  22. 22. Mao M, Tian F, Mariadason JM, Tsao CC, Lemos R, et al. (2013) Resistance to BRAF Inhibition in BRAF-Mutant Colon Cancer Can Be Overcome with PI3K Inhibition or Demethylating Agents. Clin Cancer Res 19: 657–67.
  23. 23. Villanueva J, Vultur A, Lee JT, Somasundaram R, Fukunaga-Kalabis M, et al. (2010) Acquired resistance to BRAF inhibitors mediated by a RAF kinase switch in melanoma can be overcome by cotargeting MEK and IGF-1R/PI3K. Cancer Cell 18: 683–95.
  24. 24. Villanueva J, Vultur A, Herlyn M (2011) Resistance to BRAF Inhibitors: Unraveling Mechanisms and Future Treatment Options. Cancer Res 71: 7137–40.
  25. 25. Maira SM, Stauffer F, Brueggen J, Furet P, Schnell C, et al. (2008) Identification and characterization of NVP-BEZ235, a new orally available dual phosphatidylinositol 3-kinase/mammalian target of rapamycin inhibitor with potent in vivo antitumor activity. Mol Cancer Ther 7: 1851–63.
  26. 26. Eisenhauer EA, Therasse P, Bogaerts J, Schwartz LH, Sargent D, et al. (2009) New response evaluation criteria in solid tumours: revised RECIST guideline (version 1.1). Eur J Cancer 45: 228–47.
  27. 27. Wahl RL, Jacene H, Kasamon Y, Lodge MA (2009) From RECIST to PERCIST: Evolving Considerations for PET response criteria in solid tumors. J Nucl Med 50 Suppl 1122S–50S.
  28. 28. Shields AF (2003) PET imaging with 18F-FLT and thymidine analogs: promise and pitfalls. J Nucl Med 44: 1432–4.
  29. 29. Katz SI, Zhou L, Ferrara TA, Wang W, Mayes PA, et al. (2011) FLT-PET may not be a reliable indicator of therapeutic response in p53-null malignancy.
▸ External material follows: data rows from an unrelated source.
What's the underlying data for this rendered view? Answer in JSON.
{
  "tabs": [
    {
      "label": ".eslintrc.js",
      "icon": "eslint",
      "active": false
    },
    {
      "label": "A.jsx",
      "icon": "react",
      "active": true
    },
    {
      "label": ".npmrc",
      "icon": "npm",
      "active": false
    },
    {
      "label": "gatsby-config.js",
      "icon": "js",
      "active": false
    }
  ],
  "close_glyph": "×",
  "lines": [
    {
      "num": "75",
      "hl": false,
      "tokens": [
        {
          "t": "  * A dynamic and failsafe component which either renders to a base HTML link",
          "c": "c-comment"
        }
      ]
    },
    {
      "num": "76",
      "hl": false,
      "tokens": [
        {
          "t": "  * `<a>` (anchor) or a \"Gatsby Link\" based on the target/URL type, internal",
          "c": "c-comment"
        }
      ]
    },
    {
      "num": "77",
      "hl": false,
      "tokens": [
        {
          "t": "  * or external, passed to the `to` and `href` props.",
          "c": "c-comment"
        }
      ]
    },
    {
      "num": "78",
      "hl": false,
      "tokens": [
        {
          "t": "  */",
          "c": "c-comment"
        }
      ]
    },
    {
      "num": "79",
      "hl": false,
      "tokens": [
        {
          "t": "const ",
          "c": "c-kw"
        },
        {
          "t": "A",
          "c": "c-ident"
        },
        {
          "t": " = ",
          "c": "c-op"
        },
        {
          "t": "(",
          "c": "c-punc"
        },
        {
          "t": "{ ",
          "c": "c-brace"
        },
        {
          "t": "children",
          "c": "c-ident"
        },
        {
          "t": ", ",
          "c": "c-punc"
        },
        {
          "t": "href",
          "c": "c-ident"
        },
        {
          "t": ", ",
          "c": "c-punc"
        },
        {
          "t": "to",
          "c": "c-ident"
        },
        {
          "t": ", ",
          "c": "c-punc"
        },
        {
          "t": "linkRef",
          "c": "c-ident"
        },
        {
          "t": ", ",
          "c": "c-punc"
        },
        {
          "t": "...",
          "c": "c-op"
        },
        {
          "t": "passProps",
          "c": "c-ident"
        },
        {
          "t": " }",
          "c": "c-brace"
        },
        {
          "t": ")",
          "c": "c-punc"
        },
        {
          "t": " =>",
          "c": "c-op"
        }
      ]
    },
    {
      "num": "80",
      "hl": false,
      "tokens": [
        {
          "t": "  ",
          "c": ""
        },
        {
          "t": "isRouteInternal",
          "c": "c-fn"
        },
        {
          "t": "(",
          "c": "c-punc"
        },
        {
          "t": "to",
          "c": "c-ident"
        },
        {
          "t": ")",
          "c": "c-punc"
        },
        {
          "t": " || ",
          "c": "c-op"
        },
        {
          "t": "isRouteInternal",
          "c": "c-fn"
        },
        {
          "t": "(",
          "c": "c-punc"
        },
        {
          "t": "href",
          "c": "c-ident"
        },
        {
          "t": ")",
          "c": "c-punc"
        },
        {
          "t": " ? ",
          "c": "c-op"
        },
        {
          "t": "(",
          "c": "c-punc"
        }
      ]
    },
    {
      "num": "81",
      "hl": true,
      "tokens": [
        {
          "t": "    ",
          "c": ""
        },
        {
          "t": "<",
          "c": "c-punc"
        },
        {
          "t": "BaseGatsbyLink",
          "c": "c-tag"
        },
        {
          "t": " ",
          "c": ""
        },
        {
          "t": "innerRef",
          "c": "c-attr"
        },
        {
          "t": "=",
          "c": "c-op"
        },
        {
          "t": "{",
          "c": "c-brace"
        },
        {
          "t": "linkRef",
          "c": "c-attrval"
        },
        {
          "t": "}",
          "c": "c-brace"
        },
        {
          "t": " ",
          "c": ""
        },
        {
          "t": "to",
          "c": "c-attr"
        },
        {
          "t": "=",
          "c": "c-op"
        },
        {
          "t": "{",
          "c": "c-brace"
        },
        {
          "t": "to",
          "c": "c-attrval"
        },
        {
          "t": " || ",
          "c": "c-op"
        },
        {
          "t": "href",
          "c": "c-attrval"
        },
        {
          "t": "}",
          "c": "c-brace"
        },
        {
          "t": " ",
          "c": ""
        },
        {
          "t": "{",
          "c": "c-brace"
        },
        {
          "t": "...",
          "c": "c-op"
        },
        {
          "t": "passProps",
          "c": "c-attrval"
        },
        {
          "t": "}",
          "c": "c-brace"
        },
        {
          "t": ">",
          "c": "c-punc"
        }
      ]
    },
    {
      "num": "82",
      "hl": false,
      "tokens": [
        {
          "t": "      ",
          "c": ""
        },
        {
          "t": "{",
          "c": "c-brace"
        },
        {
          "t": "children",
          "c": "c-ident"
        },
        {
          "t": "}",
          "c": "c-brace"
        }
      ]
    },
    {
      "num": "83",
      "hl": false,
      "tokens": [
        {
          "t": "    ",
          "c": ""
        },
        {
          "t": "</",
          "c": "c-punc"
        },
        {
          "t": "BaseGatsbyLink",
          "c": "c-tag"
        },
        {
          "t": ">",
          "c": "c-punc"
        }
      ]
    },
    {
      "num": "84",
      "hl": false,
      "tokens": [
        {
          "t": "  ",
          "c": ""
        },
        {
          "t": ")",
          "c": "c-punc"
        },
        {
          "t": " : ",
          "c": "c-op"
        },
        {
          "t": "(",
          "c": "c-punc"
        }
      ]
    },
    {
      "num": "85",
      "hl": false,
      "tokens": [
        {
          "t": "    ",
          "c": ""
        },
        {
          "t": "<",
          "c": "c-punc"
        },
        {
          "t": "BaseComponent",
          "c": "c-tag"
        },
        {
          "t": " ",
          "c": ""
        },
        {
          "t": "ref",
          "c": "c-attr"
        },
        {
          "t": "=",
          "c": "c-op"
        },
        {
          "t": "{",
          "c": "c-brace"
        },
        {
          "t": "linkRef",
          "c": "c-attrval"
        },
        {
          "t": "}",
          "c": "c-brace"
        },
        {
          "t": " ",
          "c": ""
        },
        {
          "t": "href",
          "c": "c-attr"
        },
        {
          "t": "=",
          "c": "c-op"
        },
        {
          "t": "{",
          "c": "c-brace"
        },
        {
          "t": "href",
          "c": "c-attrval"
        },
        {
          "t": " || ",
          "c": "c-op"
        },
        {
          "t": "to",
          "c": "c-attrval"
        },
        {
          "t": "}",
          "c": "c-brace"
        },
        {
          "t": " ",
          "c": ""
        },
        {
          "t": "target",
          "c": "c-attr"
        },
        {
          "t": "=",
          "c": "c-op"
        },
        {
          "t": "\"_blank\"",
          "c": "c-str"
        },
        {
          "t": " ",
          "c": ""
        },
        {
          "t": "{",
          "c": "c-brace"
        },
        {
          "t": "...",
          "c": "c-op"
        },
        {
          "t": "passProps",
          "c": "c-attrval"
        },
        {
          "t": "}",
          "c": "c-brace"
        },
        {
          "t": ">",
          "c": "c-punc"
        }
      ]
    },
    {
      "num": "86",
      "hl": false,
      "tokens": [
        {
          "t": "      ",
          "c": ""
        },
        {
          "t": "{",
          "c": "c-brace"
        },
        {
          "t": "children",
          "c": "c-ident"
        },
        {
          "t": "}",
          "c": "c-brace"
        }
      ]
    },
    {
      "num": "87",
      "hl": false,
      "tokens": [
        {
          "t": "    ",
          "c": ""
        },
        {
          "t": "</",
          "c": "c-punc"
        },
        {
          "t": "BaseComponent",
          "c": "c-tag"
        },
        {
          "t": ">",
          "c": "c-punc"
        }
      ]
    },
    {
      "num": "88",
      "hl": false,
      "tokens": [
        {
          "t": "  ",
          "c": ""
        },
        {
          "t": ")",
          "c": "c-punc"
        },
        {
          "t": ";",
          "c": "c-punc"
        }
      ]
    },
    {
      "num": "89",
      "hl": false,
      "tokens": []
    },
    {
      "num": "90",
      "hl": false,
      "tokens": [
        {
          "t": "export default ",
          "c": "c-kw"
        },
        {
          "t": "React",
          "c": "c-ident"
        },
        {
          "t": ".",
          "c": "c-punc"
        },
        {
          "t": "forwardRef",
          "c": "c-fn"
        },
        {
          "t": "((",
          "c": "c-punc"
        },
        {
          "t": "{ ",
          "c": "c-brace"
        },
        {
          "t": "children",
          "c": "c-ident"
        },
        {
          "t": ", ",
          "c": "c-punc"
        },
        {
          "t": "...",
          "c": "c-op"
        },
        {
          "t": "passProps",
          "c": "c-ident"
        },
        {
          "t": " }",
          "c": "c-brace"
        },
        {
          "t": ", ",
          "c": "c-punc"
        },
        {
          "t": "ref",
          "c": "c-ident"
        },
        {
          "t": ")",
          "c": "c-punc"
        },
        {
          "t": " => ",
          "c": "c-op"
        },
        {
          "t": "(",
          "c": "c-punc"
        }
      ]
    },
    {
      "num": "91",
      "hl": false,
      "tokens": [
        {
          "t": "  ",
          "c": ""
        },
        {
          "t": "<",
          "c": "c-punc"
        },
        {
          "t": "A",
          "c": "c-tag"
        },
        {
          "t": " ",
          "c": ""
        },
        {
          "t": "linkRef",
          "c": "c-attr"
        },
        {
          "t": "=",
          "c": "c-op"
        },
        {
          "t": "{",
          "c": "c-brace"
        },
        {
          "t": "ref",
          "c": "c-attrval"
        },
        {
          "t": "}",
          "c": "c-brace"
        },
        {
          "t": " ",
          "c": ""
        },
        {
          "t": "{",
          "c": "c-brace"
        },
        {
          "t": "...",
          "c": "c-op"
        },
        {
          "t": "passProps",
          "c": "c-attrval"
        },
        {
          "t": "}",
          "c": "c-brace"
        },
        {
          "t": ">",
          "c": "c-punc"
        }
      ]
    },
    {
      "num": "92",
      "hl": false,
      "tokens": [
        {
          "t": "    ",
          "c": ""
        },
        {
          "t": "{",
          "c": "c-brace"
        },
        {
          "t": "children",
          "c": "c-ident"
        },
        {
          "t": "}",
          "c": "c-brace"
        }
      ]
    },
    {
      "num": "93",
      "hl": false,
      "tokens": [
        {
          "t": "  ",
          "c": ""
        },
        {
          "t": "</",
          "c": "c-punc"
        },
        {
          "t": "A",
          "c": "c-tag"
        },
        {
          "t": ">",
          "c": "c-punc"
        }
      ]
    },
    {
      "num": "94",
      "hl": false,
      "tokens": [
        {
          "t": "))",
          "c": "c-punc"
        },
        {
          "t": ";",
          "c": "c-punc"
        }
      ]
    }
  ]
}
Int J Oncol 39: 91–100.
  30. 30. Corcoran RB, Ebi H, Turke AB, Coffee EM, Nishino M, et al. (2012) EGFR-mediated re-activation of MAPK signaling contributes to insensitivity of BRAF mutant colorectal cancers to RAF inhibition with vemurafenib. Cancer Discov 2: 227–35.
  31. 31. Solit DB, Rosen N (2011) Resistance to BRAF inhibition in melanomas. N Engl J Med 364: 772–4.
  32. 32. Nazarian R, Shi H, Wang Q, Kong X, Koya RC, et al. (2010) Melanomas acquire resistance to B-RAF(V600E) inhibition by RTK or N-RAS upregulation. Nature 468: 973–7.
  33. 33. Wagle N, Emery C, Berger MF, Davis MJ, Sawyer A, et al. (2011) Dissecting therapeutic resistance to RAF inhibition in melanoma by tumor genomic profiling. J Clin Oncol 29: 3085–96.